Search engines help users find your site and drive traffic to your site. If your site is negatively affected by a search algorithm update, you’ll likely see traffic decreases from organic search referrals which may be reflected in lowered rankings in search results. Does this mean you are being penalized? Not necessarily. Often, a drop in rankings is not the result of an actual penalty for doing something wrong, but is the result of search engines changing how they weight the different criteria that make up the algorithm. If you see a significant drop in traffic from the search engines, one of the first things you want to do is check your Webmaster Tools account. If there is an actual penalty against your site, it will show up here.
If you don’t have an actual penalty against your site and still see a significant decrease in search traffic, there are a few things you want to look for:
Sometimes a huge traffic drop from organic search is indeed your own doing. If you’ve used an SEO vendor in the past who promised you thousands of links, if you got on the bandwagon and used a service to submit to a hundred directories, or you decided to do article marketing because it seemed easier than writing unique content – this is likely the cause.
The Penguin series of Google algorithm updates is focused on link quality and forces SEOs that have been caught using spammy link building practices to admit their past link building errors and requires them to clean up those past mistakes. This Penguin Recovery Kit developed by my colleagues is a good tool to help you down the path of recovery.
When Your Site is a Victim by Chance
Search engines are simply complicated computer programs that scour the web. In order to improve the quality of results, engineers continually update algorithms to identify and isolate spam. However, those algorithms aren’t perfect or always 100% accurate. It is possible that your site may be algorithmically seen as spam, while not actually being spam at all. With each round of updates a small percentage of sites are affected when they shouldn’t be. If you suspect your site was inadvertently impacted by a change like this you can post a message at Webmaster Central Forum explaining the problem and asking for help. Before doing this though, I strongly recommend making sure your site complies with SEO best practices and you haven’t been buying links or using other black hat tactics.
Negative SEO: When Your Site is Maliciously Attacked
While it isn’t common, there are individuals on the web, competitors or just plain malicious folks, who simply want to see your site fail. In some instances these individuals could use link building against you, in hopes that Google will notice and give you a penalty. One way they could do this is by pointing bad, spammy links to a page on your site; this is just one tactic of what’s called negative SEO. It’s always important to keep tabs on your backlink profile to ensure you’re aware of any competitors sending malicious links to your front door. Such links could very well impact your rankings and referral traffic from search engines by triggering an algorithmic penalty. It’s important to take action on negative SEO right away.
Positive Affects from Algorithmic Updates
If you’re going down the path of proper content marketing, awesome marketing automation, engaging with your customers on social media and in general applying industry best practices to everything you do – algorithm updates should not affect you. In fact, you might see traffic boosts due to the great work you’ve been doing. If you’re an expert in your space, authoritative in your industry, and search visitors like you, an algorithmic update might mean more business for your site!

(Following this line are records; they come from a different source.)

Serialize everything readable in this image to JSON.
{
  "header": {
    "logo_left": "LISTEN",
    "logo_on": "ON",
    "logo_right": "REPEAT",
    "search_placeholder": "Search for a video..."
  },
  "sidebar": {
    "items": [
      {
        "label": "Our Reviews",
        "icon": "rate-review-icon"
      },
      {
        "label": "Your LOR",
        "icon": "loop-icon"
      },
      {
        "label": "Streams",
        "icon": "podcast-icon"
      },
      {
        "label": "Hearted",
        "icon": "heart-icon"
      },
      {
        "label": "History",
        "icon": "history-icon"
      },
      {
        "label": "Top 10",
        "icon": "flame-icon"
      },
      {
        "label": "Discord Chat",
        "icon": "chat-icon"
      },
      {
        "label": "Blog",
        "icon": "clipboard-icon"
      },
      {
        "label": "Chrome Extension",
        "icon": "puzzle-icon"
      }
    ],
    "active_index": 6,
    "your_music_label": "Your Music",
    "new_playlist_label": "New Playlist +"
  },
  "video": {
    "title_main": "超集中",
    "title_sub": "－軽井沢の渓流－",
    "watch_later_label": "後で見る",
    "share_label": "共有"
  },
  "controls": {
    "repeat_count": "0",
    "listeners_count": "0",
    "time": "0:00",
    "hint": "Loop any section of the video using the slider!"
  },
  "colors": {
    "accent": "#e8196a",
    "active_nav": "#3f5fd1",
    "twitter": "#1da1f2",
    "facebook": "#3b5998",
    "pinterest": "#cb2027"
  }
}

Next Steps If You’ve Been Negatively Affected
As a marketer or business owner it’s important to have a thorough understanding of search algorithms and what they mean for your site. Sites are being penalized left and right these days due to algorithmic updates. If you find your site has been affected, start your research into the most recent algorithmic updates and utilize an SEO partner you trust to help get you through. All is not lost when algorithms are updated, but a clear plan of action is a must.
Have you ever been affected by an algorithm update? What did it mean for your site?